By Chandan Kar, Batch of 2016
Everyone has a story to tell but, some stories are inspirational. Asmit Kumar is one of them. Hailing from Gorakhpur, he has followed his dreams. Being in one of the country’s premier colleges hasn’t deterred him from pursuing his passions. He is an untold story, a true wanderer in the jungles of NSIT. A three time National bronze medallist and having been invited to the international stage, he is well known in the weightlifting circle. The Alliance brings you this amazing story, the first of many. Here are excerpts from his interview.
Q1. So, Asmit Sir, Cricket, Tennis, Football etc. are some of the “popular” sports in India. How did your journey with weightlifting start?
Well, it all started with my brother. He was a year senior and in fact, passed out from this very college. He was a weightlifter and then got a job at SAIL (Steel Authority of India Limited).
It all started with the Winter Sports in my first year. Just a month before the championship, I joined a local gym and after some basic training, I bagged the silver medal at the Winter Sports.
I followed this up with training at a well-known gym nearby, which was headed by Shri Mukesh Gehlot. He saw me perform and said -’You are medal material.’ I quote him “Agar tera medal nahi aata hai , toh main gym band karwa dunga”’. That one sentence instilled even more confidence in me. I started taking part in University level competitions against competitive and fierce sportsmen.
Finally I got a break and went on to represent the State at the Nationals in my second year, and followed it up with another win.
Q2. (Seeing his bulky biceps) Did you always have muscles like these or is it because of weightlifting training?
See, it’s never about the body. You see so many beefed up muscular people but they aren’t all weightlifters. It’s about the technique, followed by power lifting. If you have the right technique, you can lift anything. Obviously, self-belief is very important.
Q3. Even after all your weightlifting endeavours, you have fared decently in academics. Shed some light, please?
As we all know, there is a lot of spare time. Time should be managed well. Also, one needs to be serious. I knew what I was getting into. I knew there would be a lot of pressure and I thought I could handle it. A lot of these competitions and tournaments happen around our college end semester exams. There have been difficult times when I have had to compete in a tournament, just a week before the semester exams. I had to struggle hard in those last 2-3 days before the exams even when my body was completely drained out, demanding respite.
But the seriousness to handle everything gets the better of me and I push myself physically to the limits.
Q4. Has the college not been able to give any kind of support that could have helped you better?
It’s tricky to say the least. I am grateful that I have a platform like NSIT to make my dreams come true. But, a little bit of additional support would have helped. I couldn’t take part in professional training camps before international competitions as they usually last for two months, and in a college like NSIT, attendance is a nuisance. I do wish that something is done about this.

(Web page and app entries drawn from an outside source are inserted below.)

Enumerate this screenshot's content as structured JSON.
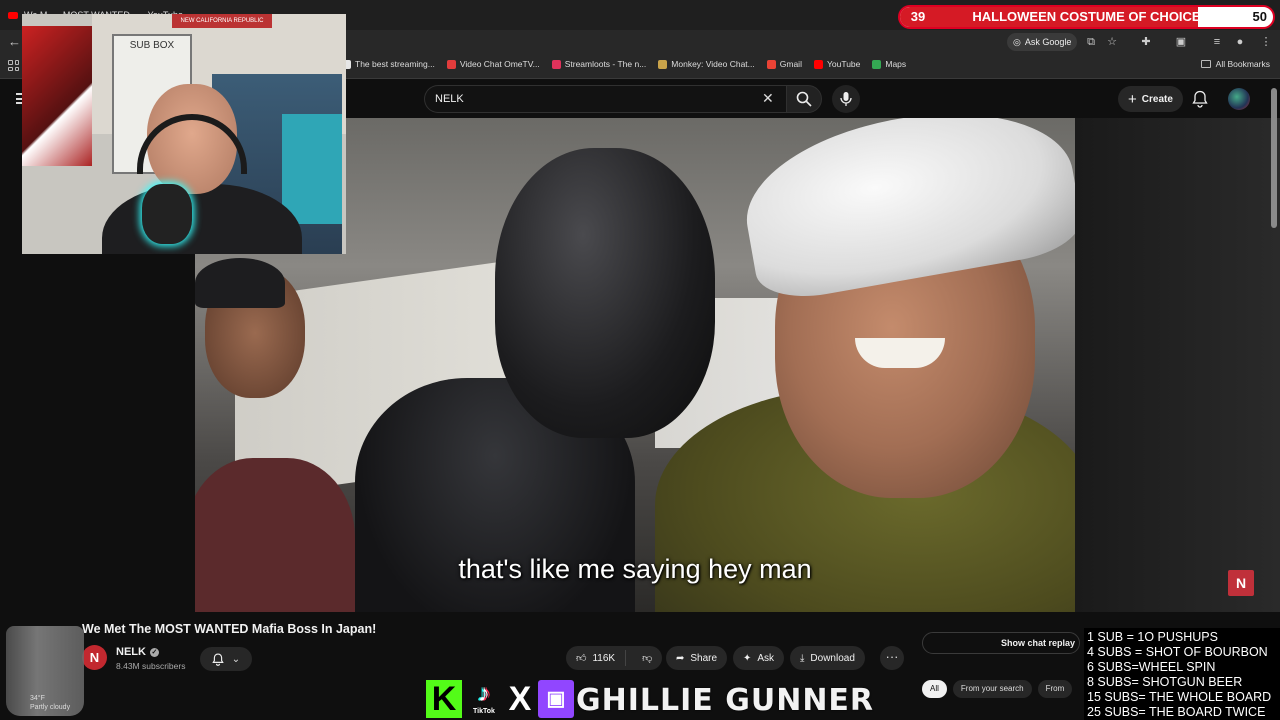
{
  "browser": {
    "tab_title": "We M... - MOST WANTED ... - YouTube",
    "ask_google": "Ask Google",
    "bookmarks": [
      {
        "label": "The best streaming...",
        "color": "#e6e6e6"
      },
      {
        "label": "Video Chat OmeTV...",
        "color": "#e23c3c"
      },
      {
        "label": "Streamloots - The n...",
        "color": "#e0325b"
      },
      {
        "label": "Monkey: Video Chat...",
        "color": "#c9a34a"
      },
      {
        "label": "Gmail",
        "color": "#ea4335"
      },
      {
        "label": "YouTube",
        "color": "#ff0000"
      },
      {
        "label": "Maps",
        "color": "#34a853"
      }
    ],
    "all_bookmarks": "All Bookmarks"
  },
  "youtube": {
    "search_value": "NELK",
    "create_label": "Create",
    "caption": "that's like me saying hey man",
    "video_title": "We Met The MOST WANTED Mafia Boss In Japan!",
    "channel_initial": "N",
    "channel_name": "NELK",
    "subscribers": "8.43M subscribers",
    "likes": "116K",
    "share_label": "Share",
    "ask_label": "Ask",
    "download_label": "Download",
    "more_label": "···",
    "show_chat_replay": "Show chat replay",
    "chips": [
      "All",
      "From your search",
      "From"
    ],
    "watermark": "N"
  },
  "overlay": {
    "goal_current": "39",
    "goal_title": "HALLOWEEN COSTUME OF CHOICE",
    "goal_target": "50",
    "goal_progress": 0.78,
    "webcam_board": "SUB BOX",
    "webcam_banner": "NEW CALIFORNIA REPUBLIC",
    "weather_temp": "34°F",
    "weather_desc": "Partly cloudy",
    "tiktok_label": "TikTok",
    "handle": "GHILLIE GUNNER",
    "sub_goals": [
      "1 SUB = 1O PUSHUPS",
      "4 SUBS = SHOT OF BOURBON",
      "6 SUBS=WHEEL SPIN",
      "8 SUBS= SHOTGUN BEER",
      "15 SUBS= THE WHOLE BOARD",
      "25 SUBS= THE  BOARD TWICE"
    ]
  }
}
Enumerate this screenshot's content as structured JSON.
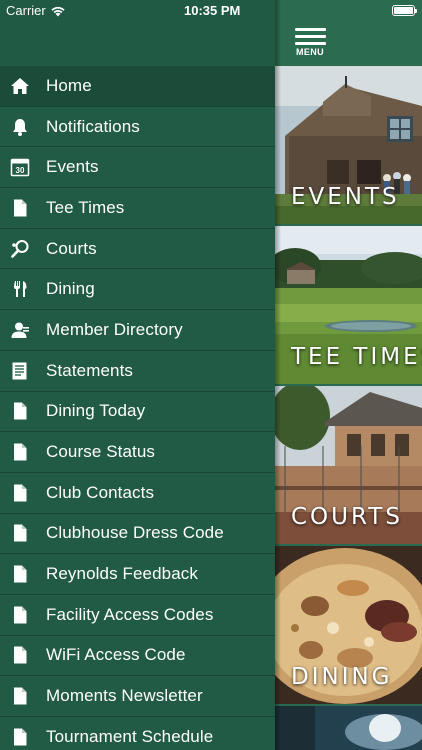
{
  "status_bar": {
    "carrier": "Carrier",
    "time": "10:35 PM"
  },
  "menu_button": {
    "label": "MENU"
  },
  "menu": {
    "items": [
      {
        "label": "Home",
        "icon": "home-icon",
        "active": true
      },
      {
        "label": "Notifications",
        "icon": "bell-icon"
      },
      {
        "label": "Events",
        "icon": "calendar-icon",
        "icon_text": "30"
      },
      {
        "label": "Tee Times",
        "icon": "document-icon"
      },
      {
        "label": "Courts",
        "icon": "tennis-racket-icon"
      },
      {
        "label": "Dining",
        "icon": "fork-knife-icon"
      },
      {
        "label": "Member Directory",
        "icon": "member-icon"
      },
      {
        "label": "Statements",
        "icon": "statement-icon"
      },
      {
        "label": "Dining Today",
        "icon": "document-icon"
      },
      {
        "label": "Course Status",
        "icon": "document-icon"
      },
      {
        "label": "Club Contacts",
        "icon": "document-icon"
      },
      {
        "label": "Clubhouse Dress Code",
        "icon": "document-icon"
      },
      {
        "label": "Reynolds Feedback",
        "icon": "document-icon"
      },
      {
        "label": "Facility Access Codes",
        "icon": "document-icon"
      },
      {
        "label": "WiFi Access Code",
        "icon": "document-icon"
      },
      {
        "label": "Moments Newsletter",
        "icon": "document-icon"
      },
      {
        "label": "Tournament Schedule",
        "icon": "document-icon"
      }
    ]
  },
  "tiles": {
    "events": "EVENTS",
    "tee_times": "TEE TIMES",
    "courts": "COURTS",
    "dining": "DINING"
  },
  "colors": {
    "drawer": "#215b45",
    "active_row": "#1a4c39",
    "divider": "#174634",
    "header": "#2b6c51"
  }
}
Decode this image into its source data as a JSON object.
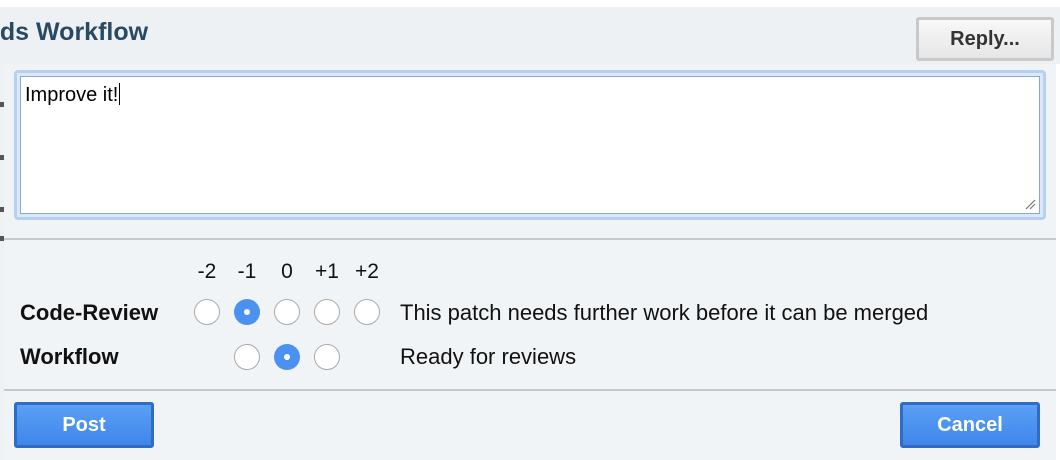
{
  "page": {
    "title": "eds Workflow",
    "reply_label": "Reply..."
  },
  "editor": {
    "text": "Improve it!"
  },
  "scores": [
    "-2",
    "-1",
    "0",
    "+1",
    "+2"
  ],
  "labels": [
    {
      "name": "Code-Review",
      "selected": "-1",
      "description": "This patch needs further work before it can be merged"
    },
    {
      "name": "Workflow",
      "selected": "0",
      "description": "Ready for reviews"
    }
  ],
  "actions": {
    "post_label": "Post",
    "cancel_label": "Cancel"
  },
  "colors": {
    "accent": "#4b92f0",
    "title": "#2a4a63",
    "dialog_bg": "#f1f4f6"
  }
}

It is unfortunate to see the college sponsoring students’ initiatives like fests, workshops or HNMUN, but not provide financial aid to a budding sportsman. This is not just an issue with the college, but even our government, which hardly celebrates the winning of laurels by our country’s sportsmen.
Q5. How has your family coped with everything? Is it very difficult these days to garner support for one’s passions?

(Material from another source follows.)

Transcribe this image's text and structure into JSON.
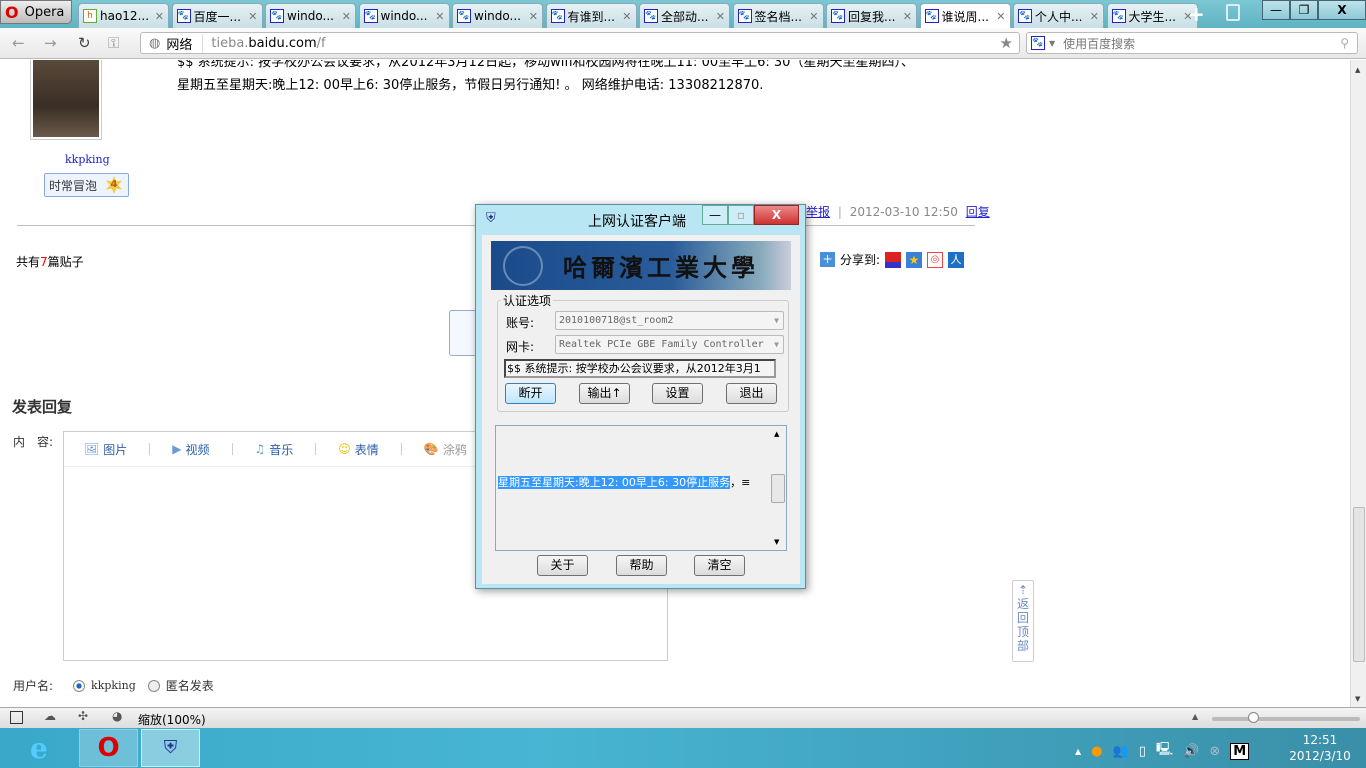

Luckily, my brother had already paved some way for me by the time I started competitive weightlifting. My parents have been really proud of my achievements. Every parent wants their child to be successful and mine are no different. As I mentioned, my decent performance in academics, time-management, hard work has brought faith in them.
Q6. What is your advice for the people in NSIT who want to follow their passion?
I think one needs to be smart. Some passions will just remain passions if the person is bad at time management. This is NSIT- a place with an abundance of spare time. Utilize it well and one will succeed.
Q7. How does an athlete get selected for international competitions like Olymics and Commonwealth ?
After the nationals, the top three are spotted by the National coaches. The shortlisted athletes from all over the country undergo two months of training for International trials. I was also selected for this training and, received an offer letter from the Ministry of Youth Affairs and Sports and the Delhi State, after bagging the bronze at Nationals. But as I mentioned the college wouldn’t grant me a leave for two months. As there is no age limit on participation, I will pursue this after my graduation.